There is no evidence of adverse outcomes related to anaesthesia and surgery in recently vaccinated children. However, the systemic effects of recent vaccination, such as fever and malaise, may be confused with similar symptoms that may arise in the post-operative period.
A person in a special risk group can receive vaccines as per the routine schedule, or electively during a procedure, if the appropriate vaccine delivery safety mechanisms are in place.1
If elective surgery and anaesthesia are to be postponed after vaccination, some guidelines recommend waiting for 1 week after receiving an inactive vaccine and for 3 weeks after receiving a live attenuated viral vaccine in children.
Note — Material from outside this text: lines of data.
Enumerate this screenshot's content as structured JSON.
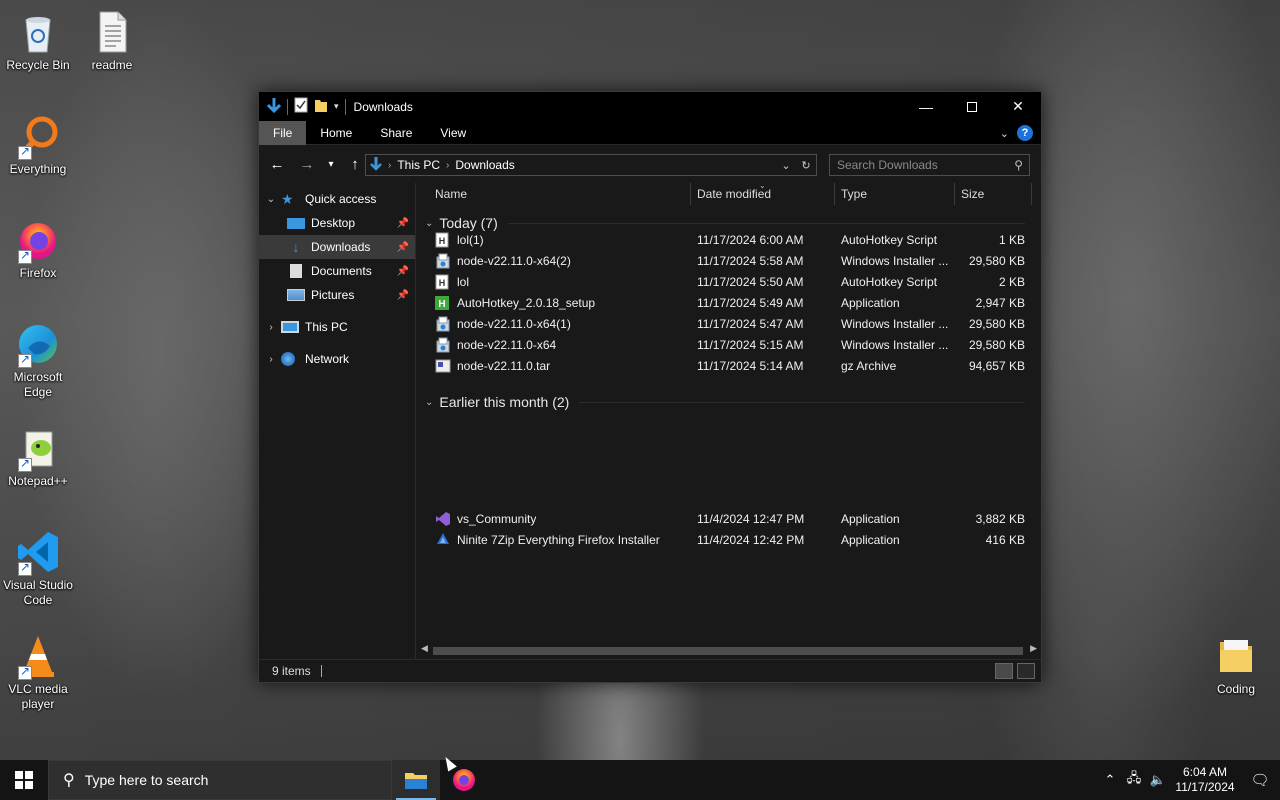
{
  "desktop": {
    "icons": [
      {
        "label": "Recycle Bin",
        "icon": "recycle-bin-icon"
      },
      {
        "label": "readme",
        "icon": "text-file-icon"
      },
      {
        "label": "Everything",
        "icon": "everything-search-icon"
      },
      {
        "label": "Firefox",
        "icon": "firefox-icon"
      },
      {
        "label": "Microsoft Edge",
        "icon": "edge-icon"
      },
      {
        "label": "Notepad++",
        "icon": "notepad-plus-plus-icon"
      },
      {
        "label": "Visual Studio Code",
        "icon": "vscode-icon"
      },
      {
        "label": "VLC media player",
        "icon": "vlc-icon"
      },
      {
        "label": "Coding",
        "icon": "folder-icon"
      }
    ]
  },
  "explorer": {
    "title": "Downloads",
    "ribbon_tabs": [
      "File",
      "Home",
      "Share",
      "View"
    ],
    "help_label": "?",
    "address": {
      "crumbs": [
        "This PC",
        "Downloads"
      ]
    },
    "search_placeholder": "Search Downloads",
    "nav": {
      "quick_access": "Quick access",
      "items": [
        {
          "label": "Desktop",
          "pinned": true
        },
        {
          "label": "Downloads",
          "pinned": true,
          "selected": true
        },
        {
          "label": "Documents",
          "pinned": true
        },
        {
          "label": "Pictures",
          "pinned": true
        }
      ],
      "this_pc": "This PC",
      "network": "Network"
    },
    "columns": {
      "name": "Name",
      "date": "Date modified",
      "type": "Type",
      "size": "Size"
    },
    "groups": [
      {
        "title": "Today (7)",
        "files": [
          {
            "name": "lol(1)",
            "date": "11/17/2024 6:00 AM",
            "type": "AutoHotkey Script",
            "size": "1 KB",
            "icon": "ahk-script-icon"
          },
          {
            "name": "node-v22.11.0-x64(2)",
            "date": "11/17/2024 5:58 AM",
            "type": "Windows Installer ...",
            "size": "29,580 KB",
            "icon": "msi-installer-icon"
          },
          {
            "name": "lol",
            "date": "11/17/2024 5:50 AM",
            "type": "AutoHotkey Script",
            "size": "2 KB",
            "icon": "ahk-script-icon"
          },
          {
            "name": "AutoHotkey_2.0.18_setup",
            "date": "11/17/2024 5:49 AM",
            "type": "Application",
            "size": "2,947 KB",
            "icon": "autohotkey-app-icon"
          },
          {
            "name": "node-v22.11.0-x64(1)",
            "date": "11/17/2024 5:47 AM",
            "type": "Windows Installer ...",
            "size": "29,580 KB",
            "icon": "msi-installer-icon"
          },
          {
            "name": "node-v22.11.0-x64",
            "date": "11/17/2024 5:15 AM",
            "type": "Windows Installer ...",
            "size": "29,580 KB",
            "icon": "msi-installer-icon"
          },
          {
            "name": "node-v22.11.0.tar",
            "date": "11/17/2024 5:14 AM",
            "type": "gz Archive",
            "size": "94,657 KB",
            "icon": "archive-icon"
          }
        ]
      },
      {
        "title": "Earlier this month (2)",
        "files": [
          {
            "name": "vs_Community",
            "date": "11/4/2024 12:47 PM",
            "type": "Application",
            "size": "3,882 KB",
            "icon": "visual-studio-icon"
          },
          {
            "name": "Ninite 7Zip Everything Firefox Installer",
            "date": "11/4/2024 12:42 PM",
            "type": "Application",
            "size": "416 KB",
            "icon": "ninite-icon"
          }
        ]
      }
    ],
    "status": {
      "item_count": "9 items"
    }
  },
  "taskbar": {
    "search_placeholder": "Type here to search",
    "time": "6:04 AM",
    "date": "11/17/2024"
  }
}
Defer routine vaccines for 1 week after surgery.2
A person who receives any blood products during surgery will need to delay some vaccinations (see Table. Recommended intervals between immunoglobulins or blood products, and measles-mumps-rubella, measles-mumps-rubella-varicella or varicella vaccination).
- Siebert JN, Posfay-Barbe KM, Habre W, Siegrist CA. Influence of anesthesia on immune responses and its effect on vaccination in children: review of evidence. Paediatric Anaesthesia 2007;17:410-20. 2.
- Short JA, van der Walt JH, Zoanetti DC. Immunization and anesthesia – an international survey. Pediatric Anesthesia 2006;16:514-22.